WHAT IS BEING ASKED
Give back the entire listing below, unaltered.

>>>

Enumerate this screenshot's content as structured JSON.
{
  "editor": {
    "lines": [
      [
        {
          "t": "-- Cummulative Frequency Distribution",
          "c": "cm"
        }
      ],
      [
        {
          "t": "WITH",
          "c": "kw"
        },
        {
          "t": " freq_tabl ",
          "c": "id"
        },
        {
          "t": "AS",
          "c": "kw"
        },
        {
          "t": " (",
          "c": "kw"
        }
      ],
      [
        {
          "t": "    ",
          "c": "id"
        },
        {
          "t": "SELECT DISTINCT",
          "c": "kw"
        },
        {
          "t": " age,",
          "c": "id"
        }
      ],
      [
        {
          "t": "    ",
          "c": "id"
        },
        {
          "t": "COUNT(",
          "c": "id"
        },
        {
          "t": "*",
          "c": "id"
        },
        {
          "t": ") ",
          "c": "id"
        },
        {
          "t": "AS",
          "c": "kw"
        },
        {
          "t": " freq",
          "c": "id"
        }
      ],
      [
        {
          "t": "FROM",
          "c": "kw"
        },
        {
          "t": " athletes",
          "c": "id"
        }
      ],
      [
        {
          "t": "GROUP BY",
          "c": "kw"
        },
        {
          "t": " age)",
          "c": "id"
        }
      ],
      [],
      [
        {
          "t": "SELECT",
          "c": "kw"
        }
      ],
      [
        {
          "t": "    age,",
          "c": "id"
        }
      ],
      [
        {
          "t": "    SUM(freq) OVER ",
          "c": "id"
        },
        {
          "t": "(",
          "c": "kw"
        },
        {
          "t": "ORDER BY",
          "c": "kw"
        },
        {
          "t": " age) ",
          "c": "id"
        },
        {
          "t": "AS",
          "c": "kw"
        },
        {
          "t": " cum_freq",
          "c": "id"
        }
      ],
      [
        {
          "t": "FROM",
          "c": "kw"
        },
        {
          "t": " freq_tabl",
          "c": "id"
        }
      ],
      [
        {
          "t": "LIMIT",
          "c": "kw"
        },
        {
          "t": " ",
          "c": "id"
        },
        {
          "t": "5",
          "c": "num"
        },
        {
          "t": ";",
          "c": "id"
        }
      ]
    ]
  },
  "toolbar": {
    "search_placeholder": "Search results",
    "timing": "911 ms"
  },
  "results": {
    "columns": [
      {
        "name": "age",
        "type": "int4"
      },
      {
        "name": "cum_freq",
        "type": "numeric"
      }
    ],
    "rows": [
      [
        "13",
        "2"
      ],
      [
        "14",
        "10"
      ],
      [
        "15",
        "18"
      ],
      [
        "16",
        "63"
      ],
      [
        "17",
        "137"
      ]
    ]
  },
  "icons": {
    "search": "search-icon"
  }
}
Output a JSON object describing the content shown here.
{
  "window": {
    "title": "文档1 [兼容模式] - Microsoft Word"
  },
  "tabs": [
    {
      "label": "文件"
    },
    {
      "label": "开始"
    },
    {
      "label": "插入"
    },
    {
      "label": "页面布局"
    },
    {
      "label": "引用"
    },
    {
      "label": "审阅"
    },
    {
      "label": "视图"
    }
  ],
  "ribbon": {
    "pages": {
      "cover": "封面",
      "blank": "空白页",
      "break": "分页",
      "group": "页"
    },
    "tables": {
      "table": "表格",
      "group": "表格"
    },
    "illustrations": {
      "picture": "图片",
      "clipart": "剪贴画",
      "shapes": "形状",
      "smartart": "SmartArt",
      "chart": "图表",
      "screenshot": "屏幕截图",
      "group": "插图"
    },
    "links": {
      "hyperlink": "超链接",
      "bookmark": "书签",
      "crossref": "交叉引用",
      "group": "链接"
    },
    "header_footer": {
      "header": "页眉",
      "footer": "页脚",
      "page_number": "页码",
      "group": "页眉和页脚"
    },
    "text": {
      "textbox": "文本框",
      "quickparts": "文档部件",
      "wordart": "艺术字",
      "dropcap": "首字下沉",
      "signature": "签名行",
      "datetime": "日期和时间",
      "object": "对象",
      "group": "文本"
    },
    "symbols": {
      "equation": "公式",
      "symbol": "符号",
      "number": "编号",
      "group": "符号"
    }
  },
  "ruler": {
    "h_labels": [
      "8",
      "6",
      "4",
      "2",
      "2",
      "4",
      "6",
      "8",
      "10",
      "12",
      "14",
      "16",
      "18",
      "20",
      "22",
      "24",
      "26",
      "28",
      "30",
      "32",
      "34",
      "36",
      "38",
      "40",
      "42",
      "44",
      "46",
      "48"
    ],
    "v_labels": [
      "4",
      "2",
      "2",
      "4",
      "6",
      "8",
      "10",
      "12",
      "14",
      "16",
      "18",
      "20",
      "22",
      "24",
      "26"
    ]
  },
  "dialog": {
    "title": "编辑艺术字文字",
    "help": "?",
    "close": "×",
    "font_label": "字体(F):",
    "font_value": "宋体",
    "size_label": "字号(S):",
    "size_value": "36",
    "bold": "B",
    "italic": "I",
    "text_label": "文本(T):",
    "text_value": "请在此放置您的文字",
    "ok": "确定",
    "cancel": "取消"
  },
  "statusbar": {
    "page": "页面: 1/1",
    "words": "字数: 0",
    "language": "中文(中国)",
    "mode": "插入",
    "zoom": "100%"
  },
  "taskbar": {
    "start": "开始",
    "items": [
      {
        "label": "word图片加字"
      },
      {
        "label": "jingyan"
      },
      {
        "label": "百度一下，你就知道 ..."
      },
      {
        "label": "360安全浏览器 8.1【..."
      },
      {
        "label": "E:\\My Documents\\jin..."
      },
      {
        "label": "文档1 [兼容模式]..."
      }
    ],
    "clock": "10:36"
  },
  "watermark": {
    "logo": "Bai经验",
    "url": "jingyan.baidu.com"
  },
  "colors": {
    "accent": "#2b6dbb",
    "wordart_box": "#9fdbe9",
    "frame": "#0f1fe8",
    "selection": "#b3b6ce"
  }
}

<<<

SOLUTION
Enumerate this screenshot's content as structured JSON.
{
  "editor": {
    "lines": [
      [
        {
          "t": "-- Cummulative Frequency Distribution",
          "c": "cm"
        }
      ],
      [
        {
          "t": "WITH",
          "c": "kw"
        },
        {
          "t": " freq_tabl ",
          "c": "id"
        },
        {
          "t": "AS",
          "c": "kw"
        },
        {
          "t": " (",
          "c": "kw"
        }
      ],
      [
        {
          "t": "    ",
          "c": "id"
        },
        {
          "t": "SELECT DISTINCT",
          "c": "kw"
        },
        {
          "t": " age,",
          "c": "id"
        }
      ],
      [
        {
          "t": "    ",
          "c": "id"
        },
        {
          "t": "COUNT(",
          "c": "id"
        },
        {
          "t": "*",
          "c": "id"
        },
        {
          "t": ") ",
          "c": "id"
        },
        {
          "t": "AS",
          "c": "kw"
        },
        {
          "t": " freq",
          "c": "id"
        }
      ],
      [
        {
          "t": "FROM",
          "c": "kw"
        },
        {
          "t": " athletes",
          "c": "id"
        }
      ],
      [
        {
          "t": "GROUP BY",
          "c": "kw"
        },
        {
          "t": " age)",
          "c": "id"
        }
      ],
      [],
      [
        {
          "t": "SELECT",
          "c": "kw"
        }
      ],
      [
        {
          "t": "    age,",
          "c": "id"
        }
      ],
      [
        {
          "t": "    SUM(freq) OVER ",
          "c": "id"
        },
        {
          "t": "(",
          "c": "kw"
        },
        {
          "t": "ORDER BY",
          "c": "kw"
        },
        {
          "t": " age) ",
          "c": "id"
        },
        {
          "t": "AS",
          "c": "kw"
        },
        {
          "t": " cum_freq",
          "c": "id"
        }
      ],
      [
        {
          "t": "FROM",
          "c": "kw"
        },
        {
          "t": " freq_tabl",
          "c": "id"
        }
      ],
      [
        {
          "t": "LIMIT",
          "c": "kw"
        },
        {
          "t": " ",
          "c": "id"
        },
        {
          "t": "5",
          "c": "num"
        },
        {
          "t": ";",
          "c": "id"
        }
      ]
    ]
  },
  "toolbar": {
    "search_placeholder": "Search results",
    "timing": "911 ms"
  },
  "results": {
    "columns": [
      {
        "name": "age",
        "type": "int4"
      },
      {
        "name": "cum_freq",
        "type": "numeric"
      }
    ],
    "rows": [
      [
        "13",
        "2"
      ],
      [
        "14",
        "10"
      ],
      [
        "15",
        "18"
      ],
      [
        "16",
        "63"
      ],
      [
        "17",
        "137"
      ]
    ]
  },
  "icons": {
    "search": "search-icon"
  }
}
Output a JSON object describing the content shown here.
{
  "window": {
    "title": "文档1 [兼容模式] - Microsoft Word"
  },
  "tabs": [
    {
      "label": "文件"
    },
    {
      "label": "开始"
    },
    {
      "label": "插入"
    },
    {
      "label": "页面布局"
    },
    {
      "label": "引用"
    },
    {
      "label": "审阅"
    },
    {
      "label": "视图"
    }
  ],
  "ribbon": {
    "pages": {
      "cover": "封面",
      "blank": "空白页",
      "break": "分页",
      "group": "页"
    },
    "tables": {
      "table": "表格",
      "group": "表格"
    },
    "illustrations": {
      "picture": "图片",
      "clipart": "剪贴画",
      "shapes": "形状",
      "smartart": "SmartArt",
      "chart": "图表",
      "screenshot": "屏幕截图",
      "group": "插图"
    },
    "links": {
      "hyperlink": "超链接",
      "bookmark": "书签",
      "crossref": "交叉引用",
      "group": "链接"
    },
    "header_footer": {
      "header": "页眉",
      "footer": "页脚",
      "page_number": "页码",
      "group": "页眉和页脚"
    },
    "text": {
      "textbox": "文本框",
      "quickparts": "文档部件",
      "wordart": "艺术字",
      "dropcap": "首字下沉",
      "signature": "签名行",
      "datetime": "日期和时间",
      "object": "对象",
      "group": "文本"
    },
    "symbols": {
      "equation": "公式",
      "symbol": "符号",
      "number": "编号",
      "group": "符号"
    }
  },
  "ruler": {
    "h_labels": [
      "8",
      "6",
      "4",
      "2",
      "2",
      "4",
      "6",
      "8",
      "10",
      "12",
      "14",
      "16",
      "18",
      "20",
      "22",
      "24",
      "26",
      "28",
      "30",
      "32",
      "34",
      "36",
      "38",
      "40",
      "42",
      "44",
      "46",
      "48"
    ],
    "v_labels": [
      "4",
      "2",
      "2",
      "4",
      "6",
      "8",
      "10",
      "12",
      "14",
      "16",
      "18",
      "20",
      "22",
      "24",
      "26"
    ]
  },
  "dialog": {
    "title": "编辑艺术字文字",
    "help": "?",
    "close": "×",
    "font_label": "字体(F):",
    "font_value": "宋体",
    "size_label": "字号(S):",
    "size_value": "36",
    "bold": "B",
    "italic": "I",
    "text_label": "文本(T):",
    "text_value": "请在此放置您的文字",
    "ok": "确定",
    "cancel": "取消"
  },
  "statusbar": {
    "page": "页面: 1/1",
    "words": "字数: 0",
    "language": "中文(中国)",
    "mode": "插入",
    "zoom": "100%"
  },
  "taskbar": {
    "start": "开始",
    "items": [
      {
        "label": "word图片加字"
      },
      {
        "label": "jingyan"
      },
      {
        "label": "百度一下，你就知道 ..."
      },
      {
        "label": "360安全浏览器 8.1【..."
      },
      {
        "label": "E:\\My Documents\\jin..."
      },
      {
        "label": "文档1 [兼容模式]..."
      }
    ],
    "clock": "10:36"
  },
  "watermark": {
    "logo": "Bai经验",
    "url": "jingyan.baidu.com"
  },
  "colors": {
    "accent": "#2b6dbb",
    "wordart_box": "#9fdbe9",
    "frame": "#0f1fe8",
    "selection": "#b3b6ce"
  }
}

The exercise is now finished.